Security teams should ensure their communication channels enable verification, to allow participants to authenticate devices and ensure members’ identities are known to prevent messages from ending up in the wrong hands.

This trust also extends to where data is stored. While on-premise is generally regarded as preferable, it is at risk of being impacted by the same attack. A traditional SaaS-based solution is subject to single point of failure issues, and usually isn’t end-to-end encrypted - giving the provider access to confidential discussions.

So for the majority of organizations, the most secure option is a hosted solution based on a decentralized stack as it allows for a standalone deployment, a separate network and most often end-to-end encryption.

Strength in depth

Platform resilience is also key. If an attack takes down an organization’s network, any communications solution running on it also goes down. Cybersecurity - and other mission-critical operations - either have to run separately, or have a separate backup solution in place.

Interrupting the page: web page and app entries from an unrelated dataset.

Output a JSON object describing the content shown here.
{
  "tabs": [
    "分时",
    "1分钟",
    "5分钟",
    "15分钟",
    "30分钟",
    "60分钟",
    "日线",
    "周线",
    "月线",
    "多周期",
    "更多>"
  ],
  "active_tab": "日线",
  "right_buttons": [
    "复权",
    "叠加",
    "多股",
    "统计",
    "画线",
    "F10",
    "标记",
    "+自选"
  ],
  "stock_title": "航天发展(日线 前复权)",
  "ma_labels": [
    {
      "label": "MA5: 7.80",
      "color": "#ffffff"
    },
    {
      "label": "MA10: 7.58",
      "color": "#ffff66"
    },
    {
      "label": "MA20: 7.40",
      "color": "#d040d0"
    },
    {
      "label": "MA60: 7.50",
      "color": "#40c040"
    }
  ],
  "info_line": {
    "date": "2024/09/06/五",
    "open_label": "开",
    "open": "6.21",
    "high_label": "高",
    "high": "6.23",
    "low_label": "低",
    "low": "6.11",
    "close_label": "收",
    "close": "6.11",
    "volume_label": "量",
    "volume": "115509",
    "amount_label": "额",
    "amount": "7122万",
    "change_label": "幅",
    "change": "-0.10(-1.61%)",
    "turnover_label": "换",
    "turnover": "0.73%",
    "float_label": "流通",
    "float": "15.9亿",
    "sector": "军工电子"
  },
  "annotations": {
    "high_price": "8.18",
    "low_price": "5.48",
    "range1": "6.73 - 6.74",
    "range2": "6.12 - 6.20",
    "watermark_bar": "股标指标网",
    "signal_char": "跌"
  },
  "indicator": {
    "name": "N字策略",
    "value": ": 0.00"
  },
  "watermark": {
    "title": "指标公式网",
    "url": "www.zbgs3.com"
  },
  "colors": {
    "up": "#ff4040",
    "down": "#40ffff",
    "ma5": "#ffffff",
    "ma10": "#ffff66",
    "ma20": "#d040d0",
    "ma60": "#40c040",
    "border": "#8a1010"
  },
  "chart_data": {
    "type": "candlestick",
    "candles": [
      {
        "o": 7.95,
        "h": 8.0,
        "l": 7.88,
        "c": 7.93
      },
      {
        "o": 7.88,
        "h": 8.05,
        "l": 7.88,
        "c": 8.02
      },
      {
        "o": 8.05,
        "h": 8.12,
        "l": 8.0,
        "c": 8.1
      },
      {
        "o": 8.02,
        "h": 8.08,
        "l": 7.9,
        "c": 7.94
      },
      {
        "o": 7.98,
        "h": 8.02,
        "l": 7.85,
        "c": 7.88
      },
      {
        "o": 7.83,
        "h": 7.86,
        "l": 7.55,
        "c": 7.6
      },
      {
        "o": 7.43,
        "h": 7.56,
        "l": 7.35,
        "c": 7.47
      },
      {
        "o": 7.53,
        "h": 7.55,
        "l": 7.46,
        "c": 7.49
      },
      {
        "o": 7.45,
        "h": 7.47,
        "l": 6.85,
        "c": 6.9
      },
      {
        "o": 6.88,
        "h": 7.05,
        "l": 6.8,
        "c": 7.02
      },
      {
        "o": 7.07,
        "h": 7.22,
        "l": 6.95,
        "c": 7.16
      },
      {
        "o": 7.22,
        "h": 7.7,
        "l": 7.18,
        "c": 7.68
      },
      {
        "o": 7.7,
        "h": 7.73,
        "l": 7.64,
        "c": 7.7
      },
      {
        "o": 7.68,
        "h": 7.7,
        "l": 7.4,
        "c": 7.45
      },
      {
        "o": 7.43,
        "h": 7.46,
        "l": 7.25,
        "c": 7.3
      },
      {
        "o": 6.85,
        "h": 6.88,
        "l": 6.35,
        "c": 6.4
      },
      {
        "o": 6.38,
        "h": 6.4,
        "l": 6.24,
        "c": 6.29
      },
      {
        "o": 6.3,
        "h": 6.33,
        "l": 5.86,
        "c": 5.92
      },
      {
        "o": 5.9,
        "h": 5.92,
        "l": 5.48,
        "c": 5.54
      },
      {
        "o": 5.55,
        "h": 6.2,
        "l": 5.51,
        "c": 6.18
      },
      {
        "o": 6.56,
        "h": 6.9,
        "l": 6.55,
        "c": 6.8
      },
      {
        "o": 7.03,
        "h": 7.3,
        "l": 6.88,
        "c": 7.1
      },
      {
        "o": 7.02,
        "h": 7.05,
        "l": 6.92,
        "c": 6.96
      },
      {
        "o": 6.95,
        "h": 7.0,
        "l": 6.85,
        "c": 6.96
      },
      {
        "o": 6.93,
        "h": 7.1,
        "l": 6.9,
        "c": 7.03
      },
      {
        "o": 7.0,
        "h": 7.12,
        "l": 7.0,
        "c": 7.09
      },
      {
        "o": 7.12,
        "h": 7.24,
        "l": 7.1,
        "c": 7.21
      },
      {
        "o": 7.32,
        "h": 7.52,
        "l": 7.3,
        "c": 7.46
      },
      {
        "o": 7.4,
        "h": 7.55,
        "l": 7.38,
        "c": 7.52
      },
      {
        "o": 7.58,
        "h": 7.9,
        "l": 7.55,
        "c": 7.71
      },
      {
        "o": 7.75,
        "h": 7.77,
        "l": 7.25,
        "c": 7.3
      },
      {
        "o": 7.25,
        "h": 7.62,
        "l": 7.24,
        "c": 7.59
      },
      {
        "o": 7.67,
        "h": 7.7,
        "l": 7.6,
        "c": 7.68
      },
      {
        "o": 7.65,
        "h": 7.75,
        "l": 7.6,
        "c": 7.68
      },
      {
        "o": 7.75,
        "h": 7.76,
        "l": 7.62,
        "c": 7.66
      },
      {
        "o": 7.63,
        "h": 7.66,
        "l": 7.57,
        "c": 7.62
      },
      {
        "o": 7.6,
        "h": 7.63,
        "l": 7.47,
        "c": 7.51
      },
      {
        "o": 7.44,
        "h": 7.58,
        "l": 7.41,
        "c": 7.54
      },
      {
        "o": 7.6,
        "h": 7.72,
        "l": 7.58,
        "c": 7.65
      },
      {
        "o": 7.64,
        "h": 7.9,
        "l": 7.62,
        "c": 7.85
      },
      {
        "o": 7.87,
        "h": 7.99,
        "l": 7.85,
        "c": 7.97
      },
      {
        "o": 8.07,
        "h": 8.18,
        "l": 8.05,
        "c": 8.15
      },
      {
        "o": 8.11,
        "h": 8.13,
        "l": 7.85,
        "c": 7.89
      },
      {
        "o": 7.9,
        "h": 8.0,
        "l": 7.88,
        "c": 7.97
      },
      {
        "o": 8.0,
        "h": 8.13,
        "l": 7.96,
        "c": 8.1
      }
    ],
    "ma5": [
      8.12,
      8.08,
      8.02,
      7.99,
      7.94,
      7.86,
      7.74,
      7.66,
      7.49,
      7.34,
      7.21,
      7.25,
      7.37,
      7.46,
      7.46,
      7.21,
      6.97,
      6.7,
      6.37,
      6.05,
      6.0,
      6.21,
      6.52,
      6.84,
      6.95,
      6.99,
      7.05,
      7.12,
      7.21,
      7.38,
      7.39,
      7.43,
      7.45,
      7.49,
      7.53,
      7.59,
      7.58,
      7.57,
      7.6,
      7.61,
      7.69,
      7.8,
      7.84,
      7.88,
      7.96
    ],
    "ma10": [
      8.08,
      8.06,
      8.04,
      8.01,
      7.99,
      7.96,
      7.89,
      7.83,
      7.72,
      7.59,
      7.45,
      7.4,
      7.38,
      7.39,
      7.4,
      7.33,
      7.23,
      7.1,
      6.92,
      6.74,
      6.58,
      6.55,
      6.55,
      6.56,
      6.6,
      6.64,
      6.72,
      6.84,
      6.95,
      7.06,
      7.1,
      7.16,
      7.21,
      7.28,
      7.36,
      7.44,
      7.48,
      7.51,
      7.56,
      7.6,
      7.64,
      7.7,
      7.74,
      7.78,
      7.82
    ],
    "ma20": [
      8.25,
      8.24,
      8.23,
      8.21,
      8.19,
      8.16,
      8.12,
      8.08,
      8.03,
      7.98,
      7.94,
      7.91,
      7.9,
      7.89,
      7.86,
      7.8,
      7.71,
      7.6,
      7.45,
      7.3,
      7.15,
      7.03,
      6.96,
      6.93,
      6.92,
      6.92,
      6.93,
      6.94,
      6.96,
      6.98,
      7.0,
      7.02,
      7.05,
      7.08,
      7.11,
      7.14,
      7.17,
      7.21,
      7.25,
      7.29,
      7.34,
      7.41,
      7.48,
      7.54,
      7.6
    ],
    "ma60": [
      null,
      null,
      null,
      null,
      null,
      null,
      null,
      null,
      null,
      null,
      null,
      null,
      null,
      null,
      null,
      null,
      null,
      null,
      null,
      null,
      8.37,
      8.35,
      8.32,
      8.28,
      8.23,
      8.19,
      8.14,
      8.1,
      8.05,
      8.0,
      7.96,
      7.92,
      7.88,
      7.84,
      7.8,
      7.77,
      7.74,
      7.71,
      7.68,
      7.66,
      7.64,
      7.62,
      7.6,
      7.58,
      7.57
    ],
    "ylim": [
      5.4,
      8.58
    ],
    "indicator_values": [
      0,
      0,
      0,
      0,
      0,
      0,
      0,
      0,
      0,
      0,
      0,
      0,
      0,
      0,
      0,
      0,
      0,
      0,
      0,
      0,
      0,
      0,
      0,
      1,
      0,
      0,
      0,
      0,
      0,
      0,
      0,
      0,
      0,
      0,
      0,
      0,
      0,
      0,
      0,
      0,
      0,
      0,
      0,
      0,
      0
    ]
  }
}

Most mission-critical systems have an automatic fail-safe. Yet communications - the cornerstone of coordination and decision-making - is rarely protected by a backup. Should the primary collaboration system be rendered unusable, there needs to be a completely separate, though ideally synced, alternative available. A fallback of scrambling around in Signal - with key people doubtless out of the group and zero auditing in place - is simply negligent.

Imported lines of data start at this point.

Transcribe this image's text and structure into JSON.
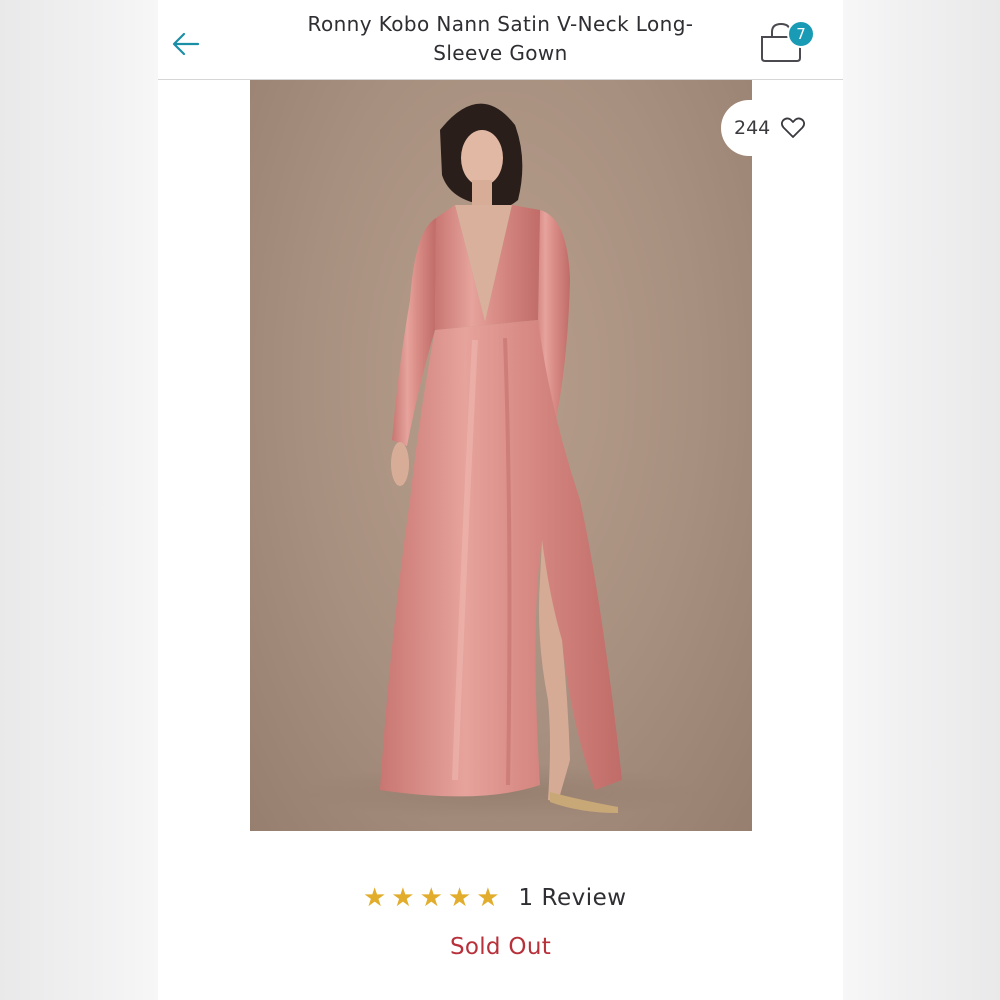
{
  "header": {
    "title_line1": "Ronny Kobo Nann Satin V-Neck Long-",
    "title_line2": "Sleeve Gown",
    "back_icon": "arrow-left-icon",
    "bag_icon": "shopping-bag-icon",
    "bag_count": "7"
  },
  "product": {
    "likes": "244",
    "like_icon": "heart-outline-icon",
    "rating": 5,
    "rating_max": 5,
    "rating_stars": "★★★★★",
    "review_label": "1 Review",
    "status": "Sold Out"
  },
  "colors": {
    "accent": "#1a9bb5",
    "star": "#e2ad2c",
    "sold_out": "#b7303a",
    "dress": "#d98b86",
    "backdrop": "#a89080"
  }
}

Such Out-of-Band communication must be a consideration for all teams across the organization. Indeed a dual Out-of-Band system could allow cybersecurity teams, and other mission-critical parts of the business, to use encrypted collaboration as a default. That same system can then be made available as a scalable backup system for the rest of the company. 

An additional line of defense comes from rejecting the conventional centralized approach in favor of a decentralized platform that brings with it internet-style resilience. There’s no single point that an attack can target, making the platform far more robust to ensure cybersecurity can continue communicating securely in the midst of an attack.

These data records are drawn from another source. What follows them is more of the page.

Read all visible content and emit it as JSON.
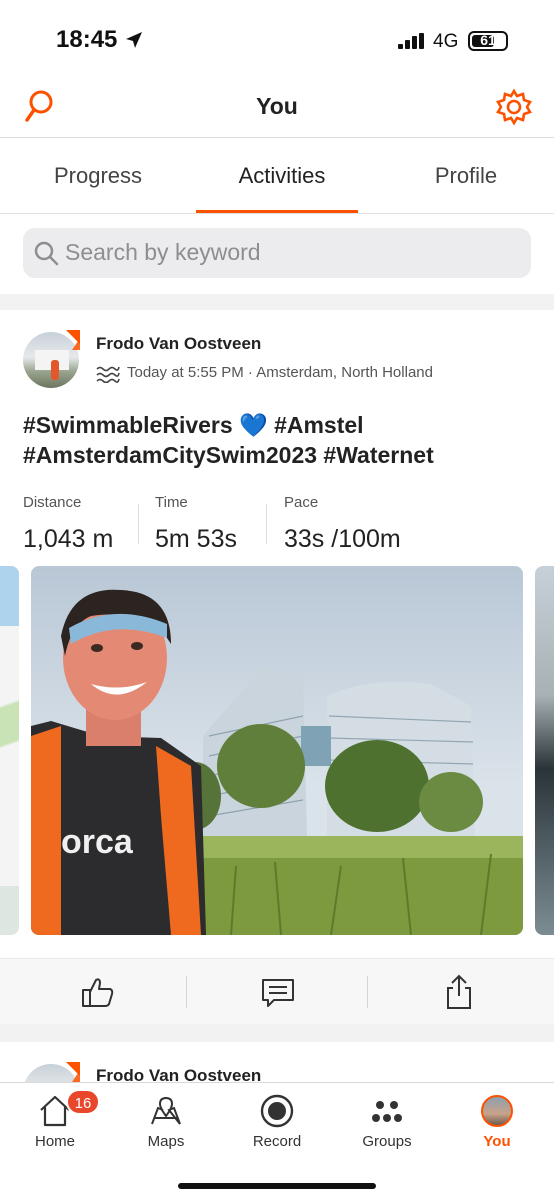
{
  "status_bar": {
    "time": "18:45",
    "network": "4G",
    "battery": "61"
  },
  "header": {
    "title": "You",
    "accent_color": "#fc5200"
  },
  "tabs": [
    {
      "label": "Progress",
      "selected": false
    },
    {
      "label": "Activities",
      "selected": true
    },
    {
      "label": "Profile",
      "selected": false
    }
  ],
  "search": {
    "placeholder": "Search by keyword"
  },
  "activity": {
    "athlete_name": "Frodo Van Oostveen",
    "meta": "Today at 5:55 PM · Amsterdam, North Holland",
    "sport_icon": "swim-icon",
    "title": "#SwimmableRivers 💙 #Amstel #AmsterdamCitySwim2023 #Waternet",
    "stats": [
      {
        "label": "Distance",
        "value": "1,043 m"
      },
      {
        "label": "Time",
        "value": "5m 53s"
      },
      {
        "label": "Pace",
        "value": "33s /100m"
      }
    ],
    "photo_text": "orca",
    "actions": [
      "like-icon",
      "comment-icon",
      "share-icon"
    ]
  },
  "next_activity": {
    "athlete_name": "Frodo Van Oostveen"
  },
  "bottom_nav": {
    "items": [
      {
        "label": "Home",
        "icon": "home-icon",
        "badge": "16"
      },
      {
        "label": "Maps",
        "icon": "map-icon"
      },
      {
        "label": "Record",
        "icon": "record-icon"
      },
      {
        "label": "Groups",
        "icon": "groups-icon"
      },
      {
        "label": "You",
        "icon": "avatar",
        "active": true
      }
    ]
  }
}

The new, more secure, normal

After 18 months of remote working, and many workforces now adopting hybrid working, it’s clear that real-time communication needs to be more secure and more reliable.

The ability to jump straight into an encrypted video or voice call, group chat or 1:1 conversation to share data quickly is paramount to keeping not just security teams productive and agile, but the whole organization.

Doubtless a cybersecurity team would prefer the whole company to use an encrypted collaboration platform by default. In reality, the chances are that the majority of the organization is using ‘good enough’ Microsoft Teams purely because it’s bundled with Microsoft 365.

The cybersecurity function should opt for a secure collaboration that interoperates with the likes of Microsoft Teams and Slack. In doing so it gives the cybersecurity team a secure and seamless out-of-band communication platform; rather having to jump into a different platform when communicating with people in other departments.

If cybersecurity’s out-of-band platform integrates with the organizations’ primary system, it can also act as an automated backup for the whole company should a Microsoft Teams or Slack suffer a global outage.

organizations need to assess collaboration products and services that help them achieve the right balance of security, functionality and internal and external connectivity. Choosing a decentralized solution, so that data stays in the company’s direct ownership, should be a no-brainer alongside end-to-end encryption. A secure but open network is an added bonus that helps cybersecurity experts - inside and outside an organization - talk in confidence, with confidence.

Amandine Le Pape, Co-founder and Chief Operating Officer, Element

Amandine Le Pape is the Co-founder and Chief Operating Officer of the secure messaging app, Element. Amandine is an engineer that previously set up and led product management for the Unified Communications line of business within global communications company Amdocs and she has more than 10 years of experience in mobile services and telecommunications.